Constance Fee is an opera singer and Director of Vocal Studies at Robert Wesleyan College
I learned from my parents that my life on the stage began before I was born. My mother was a professional singer and was performing until just before I arrived. Music was a constant in our home with all five of us children taking piano, instrument, theory, ballet, and voice lessons, and singing in choirs or playing in the orchestra. There was never any question about the path I would follow. After receiving degrees from Westminster, Indiana, and Curtis, my professional performing career began in the Houston Grand Opera Studio, and after one year of excellent training there, I quickly transitioned to 20 years of living and performing in Europe.
I grew up in a Christian household, but I left home at 18 not knowing that Jesus was alive. Due to the actions and comments of well-intentioned but misguided believers while I was in college, I came to the conclusion that Christianity could not possibly be what I was looking for, so I turned away from it. In its place, my career as an opera singer became my religion. I worshipped it, I obeyed its demands, and I sacrificed large portions of my integrity, my honor, and my well-being for it. My relationship with God was something that I acknowledged when I needed Him and denied when I thought I didn’t. I gladly accepted the gifts He had given me, but had no interest in allowing Him to get close enough to use them for His purposes.
After 10 years of aimless self-indulgence as a prodigal, I was finally brought to the end of myself. Because of intense anger concerning family dynamics and abuse, I was living in outright rebellion, running away from God as hard and as fast I could. But for reasons I can’t explain, He continued to bless me in ways I did not recognize or appreciate at the time.
At that time, I was failing in every area of my life and I finally came to a point of total desperation. I knew that either I was going to kill myself, or someone else was going to do it for me. Standing in front of an open 8th story window one day, I found myself thinking how easy it would be to just lean forward and let gravity do the rest. I can’t really explain what stopped me from letting it happen because I was certainly ready. Concerned friends could see that I was in serious trouble, but I was completely resistant to their arguments urging me to change my ways. Quite frankly, I was so far gone that I couldn’t even understand what they were talking about. What happened next was an entirely internal experience, and I believe it was the direct result of the fervent prayers of my grandmothers, my family, and my friends.
One night, I slipped into a complete mental, emotional and spiritual breakdown. I felt like a crevice in the earth had opened under my feet and that I was hurtling downward at tremendous speed. I had been living with absolute impunity and intense rage, but now I faced something I had never experienced before: genuine fear. I knew that when I hit bottom, something in me would be dead. I screamed out at the top of my lungs, “Jesus save me, Jesus save me! I don’t want to die, I want to live!!!!” The momentum of the downward spiral stopped instantly, I felt like I had been caught, and I was aware of something else I had never experienced before: absolute silence. I had been hearing such a constant cacophony of accusations in my head for so long that total silence was completely unfamiliar.
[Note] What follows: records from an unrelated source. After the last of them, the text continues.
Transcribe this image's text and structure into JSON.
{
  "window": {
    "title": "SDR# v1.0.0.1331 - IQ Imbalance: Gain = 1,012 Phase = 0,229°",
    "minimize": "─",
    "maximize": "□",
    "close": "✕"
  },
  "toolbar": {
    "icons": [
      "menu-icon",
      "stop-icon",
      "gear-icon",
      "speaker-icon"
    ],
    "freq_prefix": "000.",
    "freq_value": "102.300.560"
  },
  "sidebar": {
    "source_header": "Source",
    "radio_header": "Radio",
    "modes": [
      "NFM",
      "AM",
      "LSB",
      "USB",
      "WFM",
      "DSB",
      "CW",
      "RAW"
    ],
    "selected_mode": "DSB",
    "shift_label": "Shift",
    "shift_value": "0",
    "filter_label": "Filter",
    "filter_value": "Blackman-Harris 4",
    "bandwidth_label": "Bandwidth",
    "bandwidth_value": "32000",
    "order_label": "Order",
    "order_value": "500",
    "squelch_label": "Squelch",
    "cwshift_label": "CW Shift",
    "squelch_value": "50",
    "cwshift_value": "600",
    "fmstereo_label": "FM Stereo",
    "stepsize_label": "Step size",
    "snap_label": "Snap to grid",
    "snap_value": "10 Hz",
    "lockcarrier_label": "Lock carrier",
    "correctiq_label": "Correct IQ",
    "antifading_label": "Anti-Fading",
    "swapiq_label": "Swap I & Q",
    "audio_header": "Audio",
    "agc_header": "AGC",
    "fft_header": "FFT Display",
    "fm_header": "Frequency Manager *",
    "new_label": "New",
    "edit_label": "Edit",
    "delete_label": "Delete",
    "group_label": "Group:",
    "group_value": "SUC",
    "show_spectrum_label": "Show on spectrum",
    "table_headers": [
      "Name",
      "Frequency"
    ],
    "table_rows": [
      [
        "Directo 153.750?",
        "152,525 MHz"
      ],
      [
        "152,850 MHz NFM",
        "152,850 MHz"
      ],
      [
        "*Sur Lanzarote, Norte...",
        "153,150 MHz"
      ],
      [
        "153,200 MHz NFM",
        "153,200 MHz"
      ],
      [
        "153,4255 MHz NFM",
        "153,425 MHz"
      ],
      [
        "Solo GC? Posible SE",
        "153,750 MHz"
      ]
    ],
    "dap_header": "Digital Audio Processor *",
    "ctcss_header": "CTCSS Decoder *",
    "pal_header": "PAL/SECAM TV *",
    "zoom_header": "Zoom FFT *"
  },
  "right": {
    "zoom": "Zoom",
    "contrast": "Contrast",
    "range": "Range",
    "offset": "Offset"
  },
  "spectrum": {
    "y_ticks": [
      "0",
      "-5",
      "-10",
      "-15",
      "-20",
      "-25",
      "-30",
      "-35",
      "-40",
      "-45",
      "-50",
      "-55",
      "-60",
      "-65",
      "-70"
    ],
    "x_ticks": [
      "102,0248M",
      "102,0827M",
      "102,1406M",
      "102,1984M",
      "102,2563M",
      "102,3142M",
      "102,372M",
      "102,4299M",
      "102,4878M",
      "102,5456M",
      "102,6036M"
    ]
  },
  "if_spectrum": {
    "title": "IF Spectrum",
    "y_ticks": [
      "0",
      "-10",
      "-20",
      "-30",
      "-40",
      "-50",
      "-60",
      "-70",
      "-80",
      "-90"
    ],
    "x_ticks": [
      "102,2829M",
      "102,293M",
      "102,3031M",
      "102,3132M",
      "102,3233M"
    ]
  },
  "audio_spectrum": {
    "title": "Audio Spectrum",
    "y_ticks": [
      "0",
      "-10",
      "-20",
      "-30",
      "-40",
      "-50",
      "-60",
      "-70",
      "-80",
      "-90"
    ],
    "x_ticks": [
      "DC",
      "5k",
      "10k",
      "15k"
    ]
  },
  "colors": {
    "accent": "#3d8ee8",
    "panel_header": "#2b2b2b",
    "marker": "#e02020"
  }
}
In the silence, I was aware of the fact that I was not alone and I had the distinct sense that I was with someone who had known me since before I was born. I immediately felt a sickening sense of embarrassment and shame. Shame, because I knew that this person had seen all the unconscionable, irresponsible things I had done. But I was still defiant. “I know who you are, and I know what you want. You want complete control of my life and I don’t want to give it to you. If I do, you’ll put me in a straitjacket, and I’ll have to learn an endless list of rules, and of all the things I can’t do any more.”
The next words I heard were completely unexpected. They changed my life forever. “That is what I died to set you free from. I came to tell you what you can do, not what you can’t do.” Up to that moment, I had been incapable of seeing God as a loving Father. With those words, I saw the image of a God I could serve, and to Whom I could give complete control of my life. By submitting to His yoke, I found forgiveness and peace. In choosing to obey, I found true freedom.
If you know someone who is struggling, I hope you will turn to prayer first. Speaking from my own experience, prayer was able to reach me at a depth that human pleas and well-meaning efforts could not.